Tomorrow marks the 125th anniversary of Groundhog Day. Since my mother's side of the family came from western Pennsylvania, less than an hour's drive from Punxsutawney, I grew up with pictures of the Groundhog Day ceremony in my house. I knew all about Punxsutawney Phil before Bill Murray made the movie. Before Murray's "Groundhog Day" movie, February 2 was simply a holiday based on an old legend about a rodent's weather-forecasting ability. The movie changed the meaning of the holiday in our popular culture. The phrase "Groundhog Day" has come to represent the act of going through a phenomenon over and over and over until one spiritually transcends it.

Here in Chicago, we get that "Groundhog Day" feeling about this time of year. Starting sometime in December, the skies turn grey and often stay that color for weeks on end. We get blasted with snow and cold. The days are short and so are the tempers of our fellow citizens. It does sometimes feel like we are living the same winter day, over and over and over. Save us, Punxsutawney Phil!!

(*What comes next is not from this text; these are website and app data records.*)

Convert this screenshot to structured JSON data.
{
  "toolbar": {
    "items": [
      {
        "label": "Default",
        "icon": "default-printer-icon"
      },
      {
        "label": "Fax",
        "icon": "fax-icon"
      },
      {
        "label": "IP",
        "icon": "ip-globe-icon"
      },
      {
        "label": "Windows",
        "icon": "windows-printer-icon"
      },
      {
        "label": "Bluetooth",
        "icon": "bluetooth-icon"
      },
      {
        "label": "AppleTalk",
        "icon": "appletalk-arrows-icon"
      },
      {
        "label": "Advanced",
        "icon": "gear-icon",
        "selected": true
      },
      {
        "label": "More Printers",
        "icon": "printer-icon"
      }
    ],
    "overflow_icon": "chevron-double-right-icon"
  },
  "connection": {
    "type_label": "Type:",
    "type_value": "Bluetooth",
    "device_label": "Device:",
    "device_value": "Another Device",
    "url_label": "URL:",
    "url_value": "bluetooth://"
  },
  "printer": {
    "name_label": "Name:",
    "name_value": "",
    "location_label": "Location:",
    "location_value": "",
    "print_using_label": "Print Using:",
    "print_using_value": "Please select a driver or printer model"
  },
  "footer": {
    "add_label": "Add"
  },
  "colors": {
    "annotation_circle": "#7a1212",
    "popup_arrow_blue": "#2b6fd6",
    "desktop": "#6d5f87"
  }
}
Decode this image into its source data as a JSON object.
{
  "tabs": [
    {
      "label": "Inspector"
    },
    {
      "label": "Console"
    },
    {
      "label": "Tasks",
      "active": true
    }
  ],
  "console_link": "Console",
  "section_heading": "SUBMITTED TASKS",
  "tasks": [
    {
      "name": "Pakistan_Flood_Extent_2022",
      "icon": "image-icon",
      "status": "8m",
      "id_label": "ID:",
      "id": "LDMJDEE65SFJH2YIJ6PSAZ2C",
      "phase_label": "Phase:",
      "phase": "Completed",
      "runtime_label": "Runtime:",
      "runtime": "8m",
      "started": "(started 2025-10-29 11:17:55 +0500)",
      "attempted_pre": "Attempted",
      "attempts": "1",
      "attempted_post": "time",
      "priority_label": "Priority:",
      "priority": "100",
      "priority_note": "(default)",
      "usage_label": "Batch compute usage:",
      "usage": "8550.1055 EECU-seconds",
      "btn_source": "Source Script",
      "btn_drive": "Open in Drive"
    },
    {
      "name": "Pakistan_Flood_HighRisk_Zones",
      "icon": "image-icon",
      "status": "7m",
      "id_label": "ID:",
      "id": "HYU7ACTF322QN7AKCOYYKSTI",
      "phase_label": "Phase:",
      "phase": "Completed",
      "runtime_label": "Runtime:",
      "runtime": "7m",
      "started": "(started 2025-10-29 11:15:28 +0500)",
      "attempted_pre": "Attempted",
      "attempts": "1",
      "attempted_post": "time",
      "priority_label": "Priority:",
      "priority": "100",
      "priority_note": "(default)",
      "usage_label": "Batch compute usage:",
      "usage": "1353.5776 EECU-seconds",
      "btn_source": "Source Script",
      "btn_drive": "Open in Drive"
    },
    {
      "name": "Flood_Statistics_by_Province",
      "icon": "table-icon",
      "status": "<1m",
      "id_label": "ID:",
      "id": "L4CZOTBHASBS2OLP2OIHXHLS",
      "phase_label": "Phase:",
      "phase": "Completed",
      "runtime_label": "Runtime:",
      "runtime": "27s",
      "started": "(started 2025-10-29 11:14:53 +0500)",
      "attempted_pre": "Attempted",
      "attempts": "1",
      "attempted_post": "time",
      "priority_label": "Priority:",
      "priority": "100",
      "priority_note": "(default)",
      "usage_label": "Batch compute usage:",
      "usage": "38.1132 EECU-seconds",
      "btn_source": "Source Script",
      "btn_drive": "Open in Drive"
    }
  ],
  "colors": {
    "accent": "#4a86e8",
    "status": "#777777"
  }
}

But tomorrow, my friends, will be different.

According to the U.S. Weather Service and the chattering herd of media hypesters, Chicago is to be hit with a great-grandmother of a blizzard, starting this afternoon and extending into the wee hours of Groundhog Day. Breathless disaster junkies are claiming that this could be "the big one" with snowfall exceeding the infamous "Blizzard of '67." Winds will howl, leading to white-out conditions. THE CITY COULD SHUT DOWN!!!! PANIC AND CHAOS COULD ENSUE!!!!! RUN AWAY RUN AWAY TO ARUBA!!!!! (Except O'Hare will be closed).

Excuse me, but a big snowstorm in Chicago in early February simply isn't a newsworthy event. We are Chicagoans. We have four-wheel drive vehicles, several hundred thousand tons of road salt in storage, and drink antifreeze in the winter. Snowstorm? Feh!

In the immortal (immoral?) words of the 43rd POTUS, "Bring it on!"'